- _PROBLEM DESCRIPTION_: In the data below, count how many lines contain "this" and give that number by itself.

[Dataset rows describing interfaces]

-------------------------

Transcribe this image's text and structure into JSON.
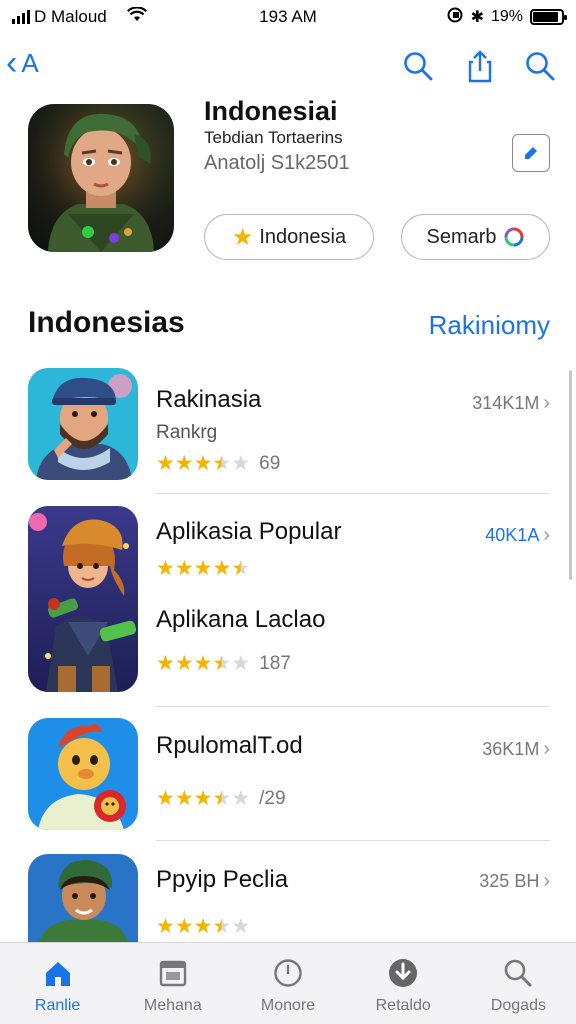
{
  "status_bar": {
    "carrier": "D Maloud",
    "time": "193 AM",
    "battery": "19%",
    "battery_level": 0.9
  },
  "nav": {
    "back_label": "A",
    "icons": [
      "search-icon",
      "share-icon",
      "search-icon"
    ]
  },
  "app": {
    "title": "Indonesiai",
    "subtitle": "Tebdian Tortaerins",
    "meta": "Anatolj S1k2501",
    "pill_primary": "Indonesia",
    "pill_secondary": "Semarb"
  },
  "section": {
    "title": "Indonesias",
    "link": "Rakiniomy"
  },
  "list": [
    {
      "title": "Rakinasia",
      "subtitle": "Rankrg",
      "rating": 3.5,
      "rating_count": "69",
      "price": "314K1M",
      "price_color": "#777777"
    },
    {
      "title": "Aplikasia Popular",
      "subtitle": "",
      "rating": 4.5,
      "rating_count": "",
      "price": "40K1A",
      "price_color": "#1a73e8"
    },
    {
      "title": "Aplikana Laclao",
      "subtitle": "",
      "rating": 3.5,
      "rating_count": "187",
      "price": "",
      "price_color": "#777777"
    },
    {
      "title": "RpulomalT.od",
      "subtitle": "",
      "rating": 3.5,
      "rating_count": "/29",
      "price": "36K1M",
      "price_color": "#777777"
    },
    {
      "title": "Ppyip Peclia",
      "subtitle": "",
      "rating": 3.5,
      "rating_count": "",
      "price": "325 BH",
      "price_color": "#777777"
    }
  ],
  "tabs": [
    {
      "label": "Ranlie",
      "icon": "home-icon",
      "active": true
    },
    {
      "label": "Mehana",
      "icon": "calendar-icon",
      "active": false
    },
    {
      "label": "Monore",
      "icon": "clock-icon",
      "active": false
    },
    {
      "label": "Retaldo",
      "icon": "download-icon",
      "active": false
    },
    {
      "label": "Dogads",
      "icon": "search-icon",
      "active": false
    }
  ]
}
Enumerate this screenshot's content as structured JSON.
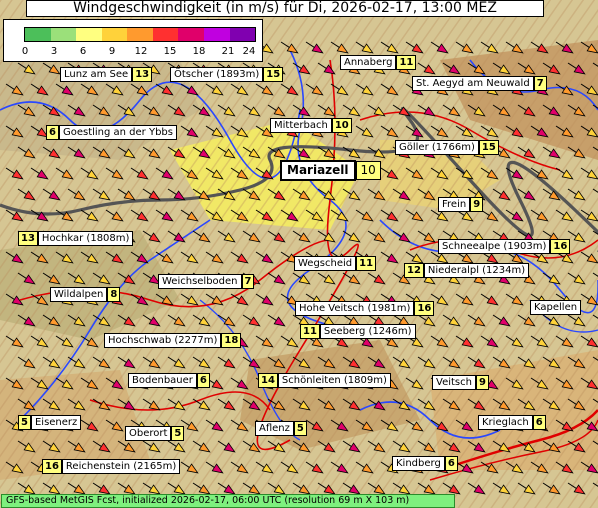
{
  "title": "Windgeschwindigkeit (in m/s) für Di, 2026-02-17, 13:00 MEZ",
  "legend": {
    "ticks": [
      "0",
      "3",
      "6",
      "9",
      "12",
      "15",
      "18",
      "21",
      "24"
    ],
    "colors": [
      "#4cbf5a",
      "#9be07a",
      "#ffff80",
      "#ffd23a",
      "#ff9a2e",
      "#ff3030",
      "#e0006a",
      "#c000e0",
      "#8000b0"
    ]
  },
  "places": [
    {
      "name": "Lunz am See",
      "value": "13"
    },
    {
      "name": "Ötscher (1893m)",
      "value": "15"
    },
    {
      "name": "Annaberg",
      "value": "11"
    },
    {
      "name": "St. Aegyd am Neuwald",
      "value": "7"
    },
    {
      "name": "Goestling an der Ybbs",
      "value": "6"
    },
    {
      "name": "Mitterbach",
      "value": "10"
    },
    {
      "name": "Göller (1766m)",
      "value": "15"
    },
    {
      "name": "Mariazell",
      "value": "10"
    },
    {
      "name": "Frein",
      "value": "9"
    },
    {
      "name": "Hochkar (1808m)",
      "value": "13"
    },
    {
      "name": "Schneealpe (1903m)",
      "value": "16"
    },
    {
      "name": "Wegscheid",
      "value": "11"
    },
    {
      "name": "Niederalpl (1234m)",
      "value": "12"
    },
    {
      "name": "Weichselboden",
      "value": "7"
    },
    {
      "name": "Wildalpen",
      "value": "8"
    },
    {
      "name": "Kapellen",
      "value": ""
    },
    {
      "name": "Hohe Veitsch (1981m)",
      "value": "16"
    },
    {
      "name": "Seeberg (1246m)",
      "value": "11"
    },
    {
      "name": "Hochschwab (2277m)",
      "value": "18"
    },
    {
      "name": "Bodenbauer",
      "value": "6"
    },
    {
      "name": "Schönleiten (1809m)",
      "value": "14"
    },
    {
      "name": "Veitsch",
      "value": "9"
    },
    {
      "name": "Eisenerz",
      "value": "5"
    },
    {
      "name": "Oberort",
      "value": "5"
    },
    {
      "name": "Aflenz",
      "value": "5"
    },
    {
      "name": "Krieglach",
      "value": "6"
    },
    {
      "name": "Reichenstein (2165m)",
      "value": "16"
    },
    {
      "name": "Kindberg",
      "value": "6"
    }
  ],
  "footer": "GFS-based MetGIS Fcst, initialized 2026-02-17, 06:00 UTC  (resolution 69 m X 103 m)"
}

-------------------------

- _TASK RESPONSE_: 2